Talent shortage - WAED Ventures


The global shift towards sustainability and associated focus on developing sustainable, innovative green solutions across various industries has placed a great emphasis on recruiting a specialized human capital resource pool to support ambitious national goals. While this presents numerous opportunities for those entrepreneurs with the knowhow, a shortage in local talent could hinder progress.

The Kingdom's strong targets to achieve net zero emissions by 2060, and Saudi Green Initiative, which lays out key objectives in order to reach these goals, provide a key framework, with one of the key areas of focus being to increase recycling. This is an area which requires significant development and investment not only in Saudi, but across the region.

The Public Investment Fund's Saudi Investment Recycling Company (SIRC) has announced a target of recycling 81 percent of municipal waste by 2035, with significant investment commitments to meet this target. To achieve these goals, current waste management activities within the Kingdom require a sustainable and integrated approach, which establishes regulated and industry standard processes. This must be supported by strong private sector entities, opening the door for startups and presenting a critical need to attract and nurture specialized talent which will drive a change towards a circular economy.

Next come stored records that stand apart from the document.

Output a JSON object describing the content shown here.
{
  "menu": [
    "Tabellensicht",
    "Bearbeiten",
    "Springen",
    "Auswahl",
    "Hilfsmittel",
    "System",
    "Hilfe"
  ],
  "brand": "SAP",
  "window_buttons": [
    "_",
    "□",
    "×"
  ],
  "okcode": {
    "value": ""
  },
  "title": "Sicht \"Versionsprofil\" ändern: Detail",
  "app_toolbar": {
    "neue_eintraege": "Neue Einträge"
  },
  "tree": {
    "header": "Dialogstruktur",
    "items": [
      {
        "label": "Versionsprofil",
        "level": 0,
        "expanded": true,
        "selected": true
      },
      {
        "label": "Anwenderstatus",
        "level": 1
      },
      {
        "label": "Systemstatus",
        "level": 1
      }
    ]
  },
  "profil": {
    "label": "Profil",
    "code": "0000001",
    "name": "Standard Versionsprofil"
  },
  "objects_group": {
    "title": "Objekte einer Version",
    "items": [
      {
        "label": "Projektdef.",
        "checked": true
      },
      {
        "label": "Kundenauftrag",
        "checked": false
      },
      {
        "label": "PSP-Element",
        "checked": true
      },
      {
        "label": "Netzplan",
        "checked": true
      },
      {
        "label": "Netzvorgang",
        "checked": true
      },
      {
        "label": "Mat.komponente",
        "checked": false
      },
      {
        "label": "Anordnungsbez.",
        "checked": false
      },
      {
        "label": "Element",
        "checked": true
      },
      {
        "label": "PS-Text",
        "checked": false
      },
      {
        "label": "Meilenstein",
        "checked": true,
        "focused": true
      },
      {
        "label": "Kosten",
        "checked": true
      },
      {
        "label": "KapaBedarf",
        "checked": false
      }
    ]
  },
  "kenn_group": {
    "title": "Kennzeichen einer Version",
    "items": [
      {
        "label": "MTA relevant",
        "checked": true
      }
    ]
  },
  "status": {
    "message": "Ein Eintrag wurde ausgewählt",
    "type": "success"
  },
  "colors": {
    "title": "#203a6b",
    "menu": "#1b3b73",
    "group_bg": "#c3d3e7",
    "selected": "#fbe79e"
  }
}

Speaking to startups in this sector, concerns have been raised around the recruitment of the required expertise and talent needed to support strategies and potential growth. While there are numerous examples of startups which have succeeded in this sector, such as Tadweer Food Recycling, Saudi Daz Electronic Waste Recycling Company, and Biofuels Limited Company, there is a dire need to increase education initiatives which instill the urgency and skills required to enable Saudi's green society opportunities. Not only will such an exercise encourage environmental business thinking from a young age, but also spread awareness and knowledge sharing across local communities and industries.

Until this scenario is realized, there is an opportunity for existing entrepreneurs to encourage one another by providing free seminars which aim to share knowledge and experience among the ecosystem and could support attracting talent to the sector.

Whichever course of action is taken, it is clear that there is a drastic need for the implementation of economically and technically viable, innovative, recycling solutions across the Kingdom. While the current scenario In Saudi Arabia is in the early stages, there is potential for a sustainable and integrated approach with implementation of waste segregation at source, waste recycling, and valuable material recovery. There have been developments within the Kingdom in the recycling field, with some strong waste management activities, but in order to meet the 2030 vision, encouraging people into relevant training fields needs to be encouraged so that the sector has a healthy talent pool to enable the establishment of support networks needed to achieve a circular economy.